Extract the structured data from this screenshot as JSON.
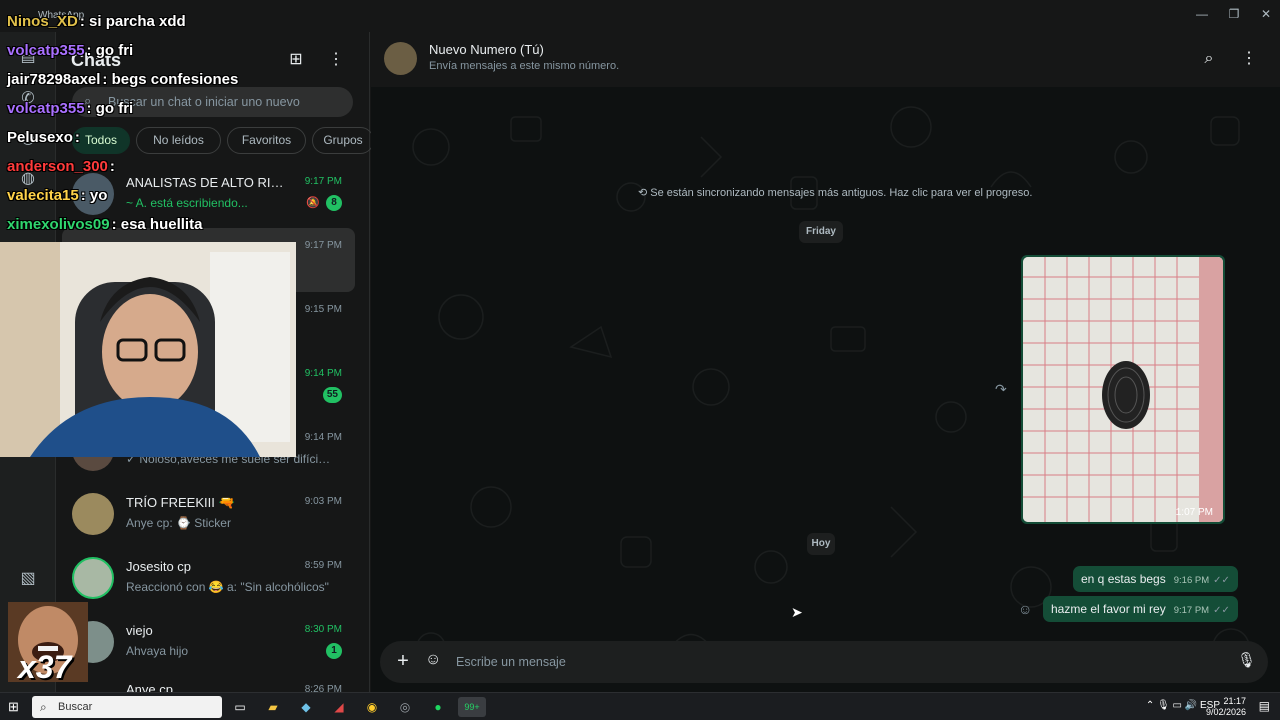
{
  "window": {
    "app_name": "WhatsApp",
    "minimize": "—",
    "maximize": "❐",
    "close": "✕"
  },
  "sidebar": {
    "title": "Chats",
    "search_placeholder": "Buscar un chat o iniciar uno nuevo",
    "filters": [
      "Todos",
      "No leídos",
      "Favoritos",
      "Grupos"
    ],
    "chats": [
      {
        "name": "ANALISTAS DE ALTO RIESG...",
        "time": "9:17 PM",
        "preview": "~ A. está escribiendo...",
        "badge": "8",
        "muted": true
      },
      {
        "name": "",
        "time": "9:17 PM",
        "preview": ""
      },
      {
        "name": "",
        "time": "9:15 PM",
        "preview": ""
      },
      {
        "name": "",
        "time": "9:14 PM",
        "preview": "",
        "badge": "55"
      },
      {
        "name": "",
        "time": "9:14 PM",
        "preview": "✓ Noloso,aveces me suele ser difícil t..."
      },
      {
        "name": "TRÍO FREEKIII 🔫",
        "time": "9:03 PM",
        "preview": "Anye cp: ⌚ Sticker"
      },
      {
        "name": "Josesito cp",
        "time": "8:59 PM",
        "preview": "Reaccionó con 😂 a: \"Sin alcohólicos\""
      },
      {
        "name": "viejo",
        "time": "8:30 PM",
        "preview": "Ahvaya hijo",
        "badge": "1"
      },
      {
        "name": "Anye cp",
        "time": "8:26 PM",
        "preview": ""
      }
    ]
  },
  "conversation": {
    "contact_name": "Nuevo Numero (Tú)",
    "contact_subtitle": "Envía mensajes a este mismo número.",
    "sync_notice": "⟲ Se están sincronizando mensajes más antiguos. Haz clic para ver el progreso.",
    "day_friday": "Friday",
    "image_time": "1:07 PM",
    "day_today": "Hoy",
    "messages": [
      {
        "text": "en q estas begs",
        "time": "9:16 PM"
      },
      {
        "text": "hazme el favor mi rey",
        "time": "9:17 PM"
      }
    ],
    "composer_placeholder": "Escribe un mensaje"
  },
  "stream_chat": [
    {
      "user": "Ninos_XD",
      "text": ": si parcha xdd",
      "color": "#e0c04a"
    },
    {
      "user": "volcatp355",
      "text": ": go fri",
      "color": "#a970ff"
    },
    {
      "user": "jair78298axel",
      "text": ": begs confesiones",
      "color": "#ffffff"
    },
    {
      "user": "volcatp355",
      "text": ": go fri",
      "color": "#a970ff"
    },
    {
      "user": "Pelusexo",
      "text": ":",
      "color": "#ffffff"
    },
    {
      "user": "anderson_300",
      "text": ":",
      "color": "#ff3b3b"
    },
    {
      "user": "valecita15",
      "text": ": yo",
      "color": "#ffd34a"
    },
    {
      "user": "ximexolivos09",
      "text": ": esa huellita",
      "color": "#2fd66e"
    }
  ],
  "emote_counter": "x37",
  "taskbar": {
    "search_label": "Buscar",
    "lang": "ESP",
    "time": "21:17",
    "date": "9/02/2026",
    "whatsapp_badge": "99+"
  },
  "colors": {
    "accent": "#21c063",
    "outgoing_bubble": "#144d37",
    "background": "#0e1111"
  }
}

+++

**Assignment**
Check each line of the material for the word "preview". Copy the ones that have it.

**Your solution**
        "preview": "~ A. está escribiendo...",
        "preview": ""
        "preview": ""
        "preview": "",
        "preview": "✓ Noloso,aveces me suele ser difícil t..."
        "preview": "Anye cp: ⌚ Sticker"
        "preview": "Reaccionó con 😂 a: \"Sin alcohólicos\""
        "preview": "Ahvaya hijo",
        "preview": ""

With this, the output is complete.